- [About this exercise]
Every line with the word "Angel" in it should be extracted from the data that follows.

══ Dataset extract

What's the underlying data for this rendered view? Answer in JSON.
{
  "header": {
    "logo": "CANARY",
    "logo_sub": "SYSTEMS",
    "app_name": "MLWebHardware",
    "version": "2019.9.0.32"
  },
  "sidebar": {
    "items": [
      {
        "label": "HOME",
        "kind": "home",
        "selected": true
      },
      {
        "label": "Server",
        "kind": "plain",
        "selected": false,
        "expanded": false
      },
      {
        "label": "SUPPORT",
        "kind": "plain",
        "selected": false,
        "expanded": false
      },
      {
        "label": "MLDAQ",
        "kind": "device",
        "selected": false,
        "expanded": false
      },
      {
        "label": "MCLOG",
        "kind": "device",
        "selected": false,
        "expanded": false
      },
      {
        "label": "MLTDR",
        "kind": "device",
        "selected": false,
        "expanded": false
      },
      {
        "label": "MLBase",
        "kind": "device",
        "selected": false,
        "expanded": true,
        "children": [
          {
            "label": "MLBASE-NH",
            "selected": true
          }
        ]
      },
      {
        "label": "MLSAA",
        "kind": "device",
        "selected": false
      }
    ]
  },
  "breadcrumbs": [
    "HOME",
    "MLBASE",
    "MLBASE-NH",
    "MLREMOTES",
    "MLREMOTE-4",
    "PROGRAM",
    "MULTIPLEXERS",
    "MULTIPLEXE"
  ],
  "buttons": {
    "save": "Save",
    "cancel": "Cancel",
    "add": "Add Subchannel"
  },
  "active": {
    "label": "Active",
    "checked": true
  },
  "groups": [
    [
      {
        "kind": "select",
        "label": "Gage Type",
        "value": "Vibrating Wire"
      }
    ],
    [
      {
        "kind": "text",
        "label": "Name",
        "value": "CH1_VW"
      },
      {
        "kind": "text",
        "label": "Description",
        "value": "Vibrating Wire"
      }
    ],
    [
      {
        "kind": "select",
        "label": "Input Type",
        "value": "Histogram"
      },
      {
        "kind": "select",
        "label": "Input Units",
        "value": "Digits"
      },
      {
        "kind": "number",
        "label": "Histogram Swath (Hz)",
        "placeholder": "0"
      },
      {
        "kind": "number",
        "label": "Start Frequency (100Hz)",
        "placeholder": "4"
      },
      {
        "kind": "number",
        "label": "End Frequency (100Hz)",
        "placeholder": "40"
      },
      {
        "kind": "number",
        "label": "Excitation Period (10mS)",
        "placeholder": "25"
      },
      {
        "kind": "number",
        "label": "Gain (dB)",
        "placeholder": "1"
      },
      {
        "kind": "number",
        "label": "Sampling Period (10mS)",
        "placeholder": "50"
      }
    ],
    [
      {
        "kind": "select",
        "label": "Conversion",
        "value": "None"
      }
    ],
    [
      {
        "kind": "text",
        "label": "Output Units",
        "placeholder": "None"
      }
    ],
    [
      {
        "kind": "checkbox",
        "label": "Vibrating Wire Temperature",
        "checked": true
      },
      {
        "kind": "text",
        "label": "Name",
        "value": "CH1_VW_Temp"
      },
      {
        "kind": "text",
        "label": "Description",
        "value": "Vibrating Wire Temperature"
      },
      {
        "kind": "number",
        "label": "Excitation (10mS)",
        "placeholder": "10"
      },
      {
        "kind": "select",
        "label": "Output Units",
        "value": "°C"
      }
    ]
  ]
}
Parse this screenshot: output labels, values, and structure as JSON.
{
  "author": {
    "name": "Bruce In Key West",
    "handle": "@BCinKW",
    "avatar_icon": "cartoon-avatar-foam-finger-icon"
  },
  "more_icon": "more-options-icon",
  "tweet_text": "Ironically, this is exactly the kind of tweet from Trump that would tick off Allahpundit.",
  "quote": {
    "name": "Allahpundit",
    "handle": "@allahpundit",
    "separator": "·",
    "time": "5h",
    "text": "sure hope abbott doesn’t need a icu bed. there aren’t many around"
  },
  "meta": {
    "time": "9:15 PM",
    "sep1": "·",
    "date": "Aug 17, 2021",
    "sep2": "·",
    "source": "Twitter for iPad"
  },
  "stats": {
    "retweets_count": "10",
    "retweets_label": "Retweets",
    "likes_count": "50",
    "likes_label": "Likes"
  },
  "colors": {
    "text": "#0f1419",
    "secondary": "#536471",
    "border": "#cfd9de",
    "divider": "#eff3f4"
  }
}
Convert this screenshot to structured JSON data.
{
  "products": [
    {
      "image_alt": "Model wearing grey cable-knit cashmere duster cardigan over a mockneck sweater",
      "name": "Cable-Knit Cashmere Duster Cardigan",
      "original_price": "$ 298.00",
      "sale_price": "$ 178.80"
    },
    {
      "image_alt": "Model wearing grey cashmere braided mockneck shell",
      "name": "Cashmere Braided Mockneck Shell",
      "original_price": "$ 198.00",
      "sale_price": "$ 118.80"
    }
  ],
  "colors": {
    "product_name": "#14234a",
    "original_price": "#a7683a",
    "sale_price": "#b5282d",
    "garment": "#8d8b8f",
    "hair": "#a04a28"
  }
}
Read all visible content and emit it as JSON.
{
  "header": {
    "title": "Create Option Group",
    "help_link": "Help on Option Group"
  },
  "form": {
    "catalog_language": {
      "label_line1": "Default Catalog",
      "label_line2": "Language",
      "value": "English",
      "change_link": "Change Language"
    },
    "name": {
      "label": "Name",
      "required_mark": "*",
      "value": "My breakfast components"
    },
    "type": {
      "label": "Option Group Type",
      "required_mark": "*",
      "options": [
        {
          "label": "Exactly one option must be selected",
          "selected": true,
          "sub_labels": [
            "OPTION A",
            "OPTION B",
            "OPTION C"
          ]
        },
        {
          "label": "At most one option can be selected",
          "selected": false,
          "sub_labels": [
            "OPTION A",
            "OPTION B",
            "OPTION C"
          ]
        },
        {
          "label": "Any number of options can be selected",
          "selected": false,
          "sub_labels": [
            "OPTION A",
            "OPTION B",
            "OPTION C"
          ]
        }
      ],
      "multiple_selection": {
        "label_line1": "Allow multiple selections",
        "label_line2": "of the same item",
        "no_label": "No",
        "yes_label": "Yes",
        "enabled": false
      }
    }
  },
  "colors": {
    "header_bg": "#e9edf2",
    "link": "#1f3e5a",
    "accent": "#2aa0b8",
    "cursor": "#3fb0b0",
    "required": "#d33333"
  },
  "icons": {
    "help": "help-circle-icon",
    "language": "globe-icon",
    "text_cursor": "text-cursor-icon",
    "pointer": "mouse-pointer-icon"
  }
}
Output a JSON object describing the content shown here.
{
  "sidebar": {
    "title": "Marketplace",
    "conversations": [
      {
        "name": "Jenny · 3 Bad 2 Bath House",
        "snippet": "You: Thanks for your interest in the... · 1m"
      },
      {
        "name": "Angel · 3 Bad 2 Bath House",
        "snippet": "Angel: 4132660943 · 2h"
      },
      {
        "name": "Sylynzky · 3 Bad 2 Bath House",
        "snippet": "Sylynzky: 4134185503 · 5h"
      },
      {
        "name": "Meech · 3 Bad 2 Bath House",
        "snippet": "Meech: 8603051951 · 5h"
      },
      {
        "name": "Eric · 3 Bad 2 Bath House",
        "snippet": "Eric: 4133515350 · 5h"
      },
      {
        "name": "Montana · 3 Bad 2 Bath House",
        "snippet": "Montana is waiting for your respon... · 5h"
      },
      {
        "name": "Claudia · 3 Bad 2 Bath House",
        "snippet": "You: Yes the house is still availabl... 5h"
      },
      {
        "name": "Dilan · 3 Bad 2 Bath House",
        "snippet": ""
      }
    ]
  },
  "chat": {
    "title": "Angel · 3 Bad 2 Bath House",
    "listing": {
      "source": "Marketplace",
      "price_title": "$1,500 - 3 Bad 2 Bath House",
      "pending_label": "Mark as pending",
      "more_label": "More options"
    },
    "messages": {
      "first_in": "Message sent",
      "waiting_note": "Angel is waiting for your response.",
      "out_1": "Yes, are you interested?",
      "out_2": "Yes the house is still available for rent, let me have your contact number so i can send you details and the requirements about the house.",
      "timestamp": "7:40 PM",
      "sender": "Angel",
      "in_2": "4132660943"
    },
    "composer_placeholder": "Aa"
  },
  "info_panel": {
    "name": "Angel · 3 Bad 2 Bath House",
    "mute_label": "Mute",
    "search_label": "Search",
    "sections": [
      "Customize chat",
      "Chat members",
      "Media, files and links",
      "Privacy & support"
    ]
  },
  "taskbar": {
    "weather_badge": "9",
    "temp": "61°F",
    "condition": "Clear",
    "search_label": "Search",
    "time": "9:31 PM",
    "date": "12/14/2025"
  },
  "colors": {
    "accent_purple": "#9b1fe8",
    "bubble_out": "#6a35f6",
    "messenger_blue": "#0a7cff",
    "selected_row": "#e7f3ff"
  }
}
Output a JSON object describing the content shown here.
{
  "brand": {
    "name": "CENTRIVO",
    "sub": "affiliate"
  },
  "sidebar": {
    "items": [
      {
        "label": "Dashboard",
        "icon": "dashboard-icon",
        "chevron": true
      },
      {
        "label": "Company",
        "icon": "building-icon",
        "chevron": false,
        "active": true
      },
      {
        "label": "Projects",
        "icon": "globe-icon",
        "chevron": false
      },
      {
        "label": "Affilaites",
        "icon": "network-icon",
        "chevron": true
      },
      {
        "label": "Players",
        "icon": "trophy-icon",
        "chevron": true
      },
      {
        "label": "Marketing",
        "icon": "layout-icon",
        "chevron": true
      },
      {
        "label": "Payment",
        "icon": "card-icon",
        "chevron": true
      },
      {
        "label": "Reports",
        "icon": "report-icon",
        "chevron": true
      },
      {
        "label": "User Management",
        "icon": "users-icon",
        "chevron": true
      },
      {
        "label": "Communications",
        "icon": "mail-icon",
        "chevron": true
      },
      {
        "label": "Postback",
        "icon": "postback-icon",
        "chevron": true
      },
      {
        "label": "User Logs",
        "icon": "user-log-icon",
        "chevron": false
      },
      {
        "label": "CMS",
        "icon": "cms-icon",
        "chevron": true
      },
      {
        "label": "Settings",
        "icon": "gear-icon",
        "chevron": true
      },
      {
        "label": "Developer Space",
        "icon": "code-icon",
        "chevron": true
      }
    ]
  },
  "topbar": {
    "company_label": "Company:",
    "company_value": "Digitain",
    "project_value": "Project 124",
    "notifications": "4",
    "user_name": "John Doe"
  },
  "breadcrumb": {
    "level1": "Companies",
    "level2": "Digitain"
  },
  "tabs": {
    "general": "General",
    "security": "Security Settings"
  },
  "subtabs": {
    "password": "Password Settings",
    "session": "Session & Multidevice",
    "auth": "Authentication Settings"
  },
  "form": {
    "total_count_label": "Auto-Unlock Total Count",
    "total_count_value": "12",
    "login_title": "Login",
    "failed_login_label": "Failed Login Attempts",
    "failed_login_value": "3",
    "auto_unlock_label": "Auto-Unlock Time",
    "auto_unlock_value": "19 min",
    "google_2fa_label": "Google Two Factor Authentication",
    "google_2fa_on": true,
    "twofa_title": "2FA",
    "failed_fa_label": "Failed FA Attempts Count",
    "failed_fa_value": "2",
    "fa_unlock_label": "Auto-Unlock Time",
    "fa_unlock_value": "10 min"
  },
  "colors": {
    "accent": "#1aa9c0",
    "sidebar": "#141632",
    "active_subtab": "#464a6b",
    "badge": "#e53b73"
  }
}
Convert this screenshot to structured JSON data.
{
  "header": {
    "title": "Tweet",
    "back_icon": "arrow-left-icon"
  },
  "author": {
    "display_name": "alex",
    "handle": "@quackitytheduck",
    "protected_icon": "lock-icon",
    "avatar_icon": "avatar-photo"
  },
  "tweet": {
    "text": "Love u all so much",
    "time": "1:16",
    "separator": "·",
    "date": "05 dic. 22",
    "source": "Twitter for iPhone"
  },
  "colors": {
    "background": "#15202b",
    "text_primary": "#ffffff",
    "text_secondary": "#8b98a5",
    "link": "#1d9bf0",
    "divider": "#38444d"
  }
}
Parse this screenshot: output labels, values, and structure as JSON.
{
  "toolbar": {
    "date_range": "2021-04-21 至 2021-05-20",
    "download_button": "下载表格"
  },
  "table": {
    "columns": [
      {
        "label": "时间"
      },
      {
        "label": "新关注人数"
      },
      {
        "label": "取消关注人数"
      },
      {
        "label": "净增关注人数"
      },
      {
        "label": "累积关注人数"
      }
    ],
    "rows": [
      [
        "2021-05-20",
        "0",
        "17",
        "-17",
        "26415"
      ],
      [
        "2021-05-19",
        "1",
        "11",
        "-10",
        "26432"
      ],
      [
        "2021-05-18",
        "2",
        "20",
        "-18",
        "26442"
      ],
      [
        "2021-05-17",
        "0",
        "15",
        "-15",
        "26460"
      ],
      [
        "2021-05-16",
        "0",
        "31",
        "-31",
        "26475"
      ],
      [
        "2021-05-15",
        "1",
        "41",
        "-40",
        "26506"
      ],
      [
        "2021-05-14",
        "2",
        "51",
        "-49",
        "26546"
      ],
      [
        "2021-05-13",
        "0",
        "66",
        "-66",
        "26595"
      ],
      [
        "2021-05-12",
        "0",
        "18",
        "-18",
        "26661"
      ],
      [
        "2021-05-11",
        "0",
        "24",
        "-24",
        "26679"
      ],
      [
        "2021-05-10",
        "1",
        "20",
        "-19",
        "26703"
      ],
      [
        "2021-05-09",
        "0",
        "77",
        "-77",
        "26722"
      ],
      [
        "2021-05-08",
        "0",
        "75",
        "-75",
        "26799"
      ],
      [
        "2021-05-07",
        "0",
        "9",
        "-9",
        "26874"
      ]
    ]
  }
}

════

- [Output of the exercise]
        "name": "Angel · 3 Bad 2 Bath House",
        "snippet": "Angel: 4132660943 · 2h"
    "title": "Angel · 3 Bad 2 Bath House",
      "waiting_note": "Angel is waiting for your response.",
      "sender": "Angel",
    "name": "Angel · 3 Bad 2 Bath House",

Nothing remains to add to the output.